I was incredibly pleased with my maternity care and the care during and immediately after giving birth. I’ve written a whole post about the experience here if you’d like to learn more. As for raising a child in Vilnius, so far everything has been great. Vilnius is incredibly family-friendly (and mom-friendly)! We currently don’t have immediate plans to move away from Vilnius.

This all sounds marvelous, but raising a child abroad does have its challenges. Though we haven’t struggled with raising a baby abroad, we do struggle with a bit of expat family guilt as we have two sets of very loving and eager grandparents (and an aunt and uncle, and many many relatives) who want to see Baby ISO grow up and play a very hands-on role in his life. We are so lucky to have such a supportive, involved family, yet it is a constant discussion of whether or not we should move closer to home. In the meantime, we send lots of photos, Skype once a week, and visit home for a few weeks twice a year.

I have a 6 month old and am writing from Vilnius, Lithuania on In Search Of. You can find more on  TwitterInstagramFacebook, and Pinterest.

What positives and negatives have you experienced living abroad or moving abroad with children?

Also note that I won’t be posting on Wednesday; we only returned from Madrid yesterday, so it’s been busy!

Follow Elizabeth @ In Search Of's board Traveling with Children on Pinterest.


  1. I have never done this, but would love to. What a great cultural and adaptive experience to have with your child, discovering a new country together and making it your own. I have friends who are living the expat life and they love it.

    1. Hi Roshan! Hopefully these tips will help you if your family does embark upon an expat journey!!

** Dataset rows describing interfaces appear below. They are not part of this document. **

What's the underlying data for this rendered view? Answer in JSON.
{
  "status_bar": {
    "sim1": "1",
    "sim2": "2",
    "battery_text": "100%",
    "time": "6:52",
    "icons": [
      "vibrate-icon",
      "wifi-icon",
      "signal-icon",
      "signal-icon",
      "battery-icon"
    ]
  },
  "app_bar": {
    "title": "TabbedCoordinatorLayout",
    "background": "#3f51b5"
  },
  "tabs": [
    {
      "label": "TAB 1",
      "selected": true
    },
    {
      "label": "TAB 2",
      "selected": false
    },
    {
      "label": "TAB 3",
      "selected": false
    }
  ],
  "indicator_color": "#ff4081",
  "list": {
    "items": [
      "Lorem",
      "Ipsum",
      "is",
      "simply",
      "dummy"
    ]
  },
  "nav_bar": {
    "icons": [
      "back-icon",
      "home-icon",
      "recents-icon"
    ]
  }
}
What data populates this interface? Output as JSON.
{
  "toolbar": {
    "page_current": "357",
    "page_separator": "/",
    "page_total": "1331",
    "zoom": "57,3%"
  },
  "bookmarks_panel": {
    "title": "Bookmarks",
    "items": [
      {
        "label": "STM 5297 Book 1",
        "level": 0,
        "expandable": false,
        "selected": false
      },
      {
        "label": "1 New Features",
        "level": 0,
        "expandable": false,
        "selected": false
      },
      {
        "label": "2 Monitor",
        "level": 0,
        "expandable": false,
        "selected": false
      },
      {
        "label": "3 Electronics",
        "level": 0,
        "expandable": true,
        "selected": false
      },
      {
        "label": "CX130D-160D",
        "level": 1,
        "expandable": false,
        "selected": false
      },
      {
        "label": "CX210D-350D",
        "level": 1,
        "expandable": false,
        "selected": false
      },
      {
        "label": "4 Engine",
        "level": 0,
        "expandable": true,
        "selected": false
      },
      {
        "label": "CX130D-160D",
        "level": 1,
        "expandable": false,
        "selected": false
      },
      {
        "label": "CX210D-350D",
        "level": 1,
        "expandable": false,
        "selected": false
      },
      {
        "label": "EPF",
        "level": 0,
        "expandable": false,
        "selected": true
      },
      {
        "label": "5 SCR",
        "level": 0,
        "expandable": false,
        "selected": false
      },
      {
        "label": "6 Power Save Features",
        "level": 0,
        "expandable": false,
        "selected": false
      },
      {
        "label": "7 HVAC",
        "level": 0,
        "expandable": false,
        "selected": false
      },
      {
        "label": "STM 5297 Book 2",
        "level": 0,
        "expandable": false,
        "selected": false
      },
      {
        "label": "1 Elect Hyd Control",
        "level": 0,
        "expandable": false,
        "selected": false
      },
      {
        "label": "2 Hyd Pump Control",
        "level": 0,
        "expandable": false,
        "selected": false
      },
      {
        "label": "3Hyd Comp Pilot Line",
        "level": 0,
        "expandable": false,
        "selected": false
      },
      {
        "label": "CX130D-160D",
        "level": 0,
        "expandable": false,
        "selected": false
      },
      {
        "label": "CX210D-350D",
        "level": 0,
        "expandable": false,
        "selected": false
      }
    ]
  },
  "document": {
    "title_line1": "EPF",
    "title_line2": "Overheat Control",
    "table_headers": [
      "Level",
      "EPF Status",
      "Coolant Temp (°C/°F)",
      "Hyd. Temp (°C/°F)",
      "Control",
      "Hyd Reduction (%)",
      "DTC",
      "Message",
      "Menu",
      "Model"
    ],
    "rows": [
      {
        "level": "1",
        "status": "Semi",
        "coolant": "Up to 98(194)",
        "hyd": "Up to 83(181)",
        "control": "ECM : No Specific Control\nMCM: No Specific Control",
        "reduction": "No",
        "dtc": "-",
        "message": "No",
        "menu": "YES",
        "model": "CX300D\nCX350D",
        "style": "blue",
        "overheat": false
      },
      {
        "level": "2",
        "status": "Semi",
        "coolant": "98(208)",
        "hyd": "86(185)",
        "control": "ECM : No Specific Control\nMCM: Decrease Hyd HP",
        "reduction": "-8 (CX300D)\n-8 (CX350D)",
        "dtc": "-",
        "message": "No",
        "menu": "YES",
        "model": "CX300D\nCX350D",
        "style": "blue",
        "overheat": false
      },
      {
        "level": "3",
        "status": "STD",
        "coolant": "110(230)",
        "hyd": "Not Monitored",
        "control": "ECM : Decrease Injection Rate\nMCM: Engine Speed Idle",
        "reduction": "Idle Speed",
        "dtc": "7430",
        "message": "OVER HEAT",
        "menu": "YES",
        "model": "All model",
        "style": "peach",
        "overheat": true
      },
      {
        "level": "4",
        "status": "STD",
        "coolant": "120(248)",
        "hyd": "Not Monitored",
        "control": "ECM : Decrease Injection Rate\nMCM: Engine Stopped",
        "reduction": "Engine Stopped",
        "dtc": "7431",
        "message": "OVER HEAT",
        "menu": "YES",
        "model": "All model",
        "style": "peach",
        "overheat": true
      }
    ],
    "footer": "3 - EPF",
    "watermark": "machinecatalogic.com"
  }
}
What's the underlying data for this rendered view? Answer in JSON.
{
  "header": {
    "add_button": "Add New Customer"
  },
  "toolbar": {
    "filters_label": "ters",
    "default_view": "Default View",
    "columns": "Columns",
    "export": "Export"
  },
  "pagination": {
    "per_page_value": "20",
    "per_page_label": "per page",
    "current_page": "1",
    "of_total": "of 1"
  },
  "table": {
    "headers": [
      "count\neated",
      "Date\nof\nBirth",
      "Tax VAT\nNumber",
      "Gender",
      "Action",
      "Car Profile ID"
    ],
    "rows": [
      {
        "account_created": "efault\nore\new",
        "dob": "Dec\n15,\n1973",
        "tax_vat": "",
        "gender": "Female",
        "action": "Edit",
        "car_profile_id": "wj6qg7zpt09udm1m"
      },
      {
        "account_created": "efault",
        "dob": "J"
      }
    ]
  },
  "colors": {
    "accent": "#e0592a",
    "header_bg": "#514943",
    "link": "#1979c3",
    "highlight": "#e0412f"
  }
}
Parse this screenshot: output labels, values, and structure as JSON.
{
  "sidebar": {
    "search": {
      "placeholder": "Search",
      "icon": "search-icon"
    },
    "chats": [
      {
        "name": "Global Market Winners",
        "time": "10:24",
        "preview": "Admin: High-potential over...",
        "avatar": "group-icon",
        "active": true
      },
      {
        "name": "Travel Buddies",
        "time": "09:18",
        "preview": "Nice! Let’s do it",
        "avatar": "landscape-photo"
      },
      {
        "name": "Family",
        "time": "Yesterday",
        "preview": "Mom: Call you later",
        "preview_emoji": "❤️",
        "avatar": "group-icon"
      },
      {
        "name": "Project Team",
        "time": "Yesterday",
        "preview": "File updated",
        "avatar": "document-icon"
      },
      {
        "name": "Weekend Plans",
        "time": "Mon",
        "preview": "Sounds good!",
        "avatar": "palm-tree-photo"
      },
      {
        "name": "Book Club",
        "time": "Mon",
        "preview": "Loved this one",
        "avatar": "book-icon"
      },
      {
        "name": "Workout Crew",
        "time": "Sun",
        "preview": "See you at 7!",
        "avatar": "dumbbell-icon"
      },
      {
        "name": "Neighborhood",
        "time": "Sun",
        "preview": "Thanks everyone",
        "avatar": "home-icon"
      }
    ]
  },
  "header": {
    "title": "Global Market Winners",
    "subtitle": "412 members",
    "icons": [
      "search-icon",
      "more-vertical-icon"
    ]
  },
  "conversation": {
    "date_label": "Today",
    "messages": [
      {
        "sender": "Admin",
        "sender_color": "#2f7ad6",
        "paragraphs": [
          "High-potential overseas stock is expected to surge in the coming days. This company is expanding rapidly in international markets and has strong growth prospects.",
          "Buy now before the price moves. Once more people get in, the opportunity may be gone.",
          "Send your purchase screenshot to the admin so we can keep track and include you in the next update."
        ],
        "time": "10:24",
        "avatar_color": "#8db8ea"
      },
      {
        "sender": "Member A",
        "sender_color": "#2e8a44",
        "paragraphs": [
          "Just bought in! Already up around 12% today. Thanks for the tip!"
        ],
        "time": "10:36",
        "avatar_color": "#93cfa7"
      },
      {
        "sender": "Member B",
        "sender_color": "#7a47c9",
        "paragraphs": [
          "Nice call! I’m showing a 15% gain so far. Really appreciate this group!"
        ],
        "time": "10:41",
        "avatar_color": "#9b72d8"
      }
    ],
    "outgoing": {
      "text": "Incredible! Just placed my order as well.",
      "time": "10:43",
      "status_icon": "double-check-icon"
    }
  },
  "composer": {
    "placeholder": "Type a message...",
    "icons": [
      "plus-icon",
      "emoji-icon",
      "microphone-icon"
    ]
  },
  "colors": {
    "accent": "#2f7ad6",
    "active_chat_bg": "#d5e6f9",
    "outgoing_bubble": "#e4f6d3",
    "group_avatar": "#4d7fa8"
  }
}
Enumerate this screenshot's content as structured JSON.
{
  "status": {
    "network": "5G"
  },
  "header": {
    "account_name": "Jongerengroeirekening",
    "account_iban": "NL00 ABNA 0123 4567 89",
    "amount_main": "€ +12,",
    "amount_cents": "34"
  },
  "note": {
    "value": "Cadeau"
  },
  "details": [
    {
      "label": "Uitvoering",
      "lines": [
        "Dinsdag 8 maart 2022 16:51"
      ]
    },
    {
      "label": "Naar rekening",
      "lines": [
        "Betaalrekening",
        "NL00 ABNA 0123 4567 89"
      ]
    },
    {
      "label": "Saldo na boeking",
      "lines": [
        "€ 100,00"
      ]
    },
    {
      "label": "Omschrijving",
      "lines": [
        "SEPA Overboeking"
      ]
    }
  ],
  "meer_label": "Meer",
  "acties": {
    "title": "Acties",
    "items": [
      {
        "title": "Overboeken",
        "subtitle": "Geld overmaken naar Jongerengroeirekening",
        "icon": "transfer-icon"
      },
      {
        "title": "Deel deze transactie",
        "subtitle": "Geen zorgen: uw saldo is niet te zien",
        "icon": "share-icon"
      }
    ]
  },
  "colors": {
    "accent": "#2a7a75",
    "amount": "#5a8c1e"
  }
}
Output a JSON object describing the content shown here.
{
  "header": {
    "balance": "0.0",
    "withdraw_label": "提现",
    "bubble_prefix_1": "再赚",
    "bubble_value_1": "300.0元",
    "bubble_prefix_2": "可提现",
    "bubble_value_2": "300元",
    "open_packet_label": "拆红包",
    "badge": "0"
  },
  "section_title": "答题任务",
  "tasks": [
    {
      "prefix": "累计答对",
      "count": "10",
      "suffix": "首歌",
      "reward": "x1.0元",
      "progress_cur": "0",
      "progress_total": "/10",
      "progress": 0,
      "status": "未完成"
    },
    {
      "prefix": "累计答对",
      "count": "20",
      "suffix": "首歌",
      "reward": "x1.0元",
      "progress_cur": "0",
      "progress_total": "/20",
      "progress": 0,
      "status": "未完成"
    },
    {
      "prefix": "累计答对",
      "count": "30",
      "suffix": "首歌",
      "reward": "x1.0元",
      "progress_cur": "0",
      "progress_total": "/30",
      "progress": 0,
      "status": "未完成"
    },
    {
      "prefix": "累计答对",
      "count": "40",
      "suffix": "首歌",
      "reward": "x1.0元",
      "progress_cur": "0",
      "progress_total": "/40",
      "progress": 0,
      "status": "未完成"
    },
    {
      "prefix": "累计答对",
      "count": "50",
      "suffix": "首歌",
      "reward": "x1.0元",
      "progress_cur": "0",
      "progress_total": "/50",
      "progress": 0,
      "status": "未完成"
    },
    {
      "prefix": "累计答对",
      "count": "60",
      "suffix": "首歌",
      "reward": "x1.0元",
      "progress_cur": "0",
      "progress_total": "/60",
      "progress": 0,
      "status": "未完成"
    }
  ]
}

  2. Thanks so much for including me! Emma :)

    1. You provided such wonderful information, Emma! Thank you for sharing all of your tips!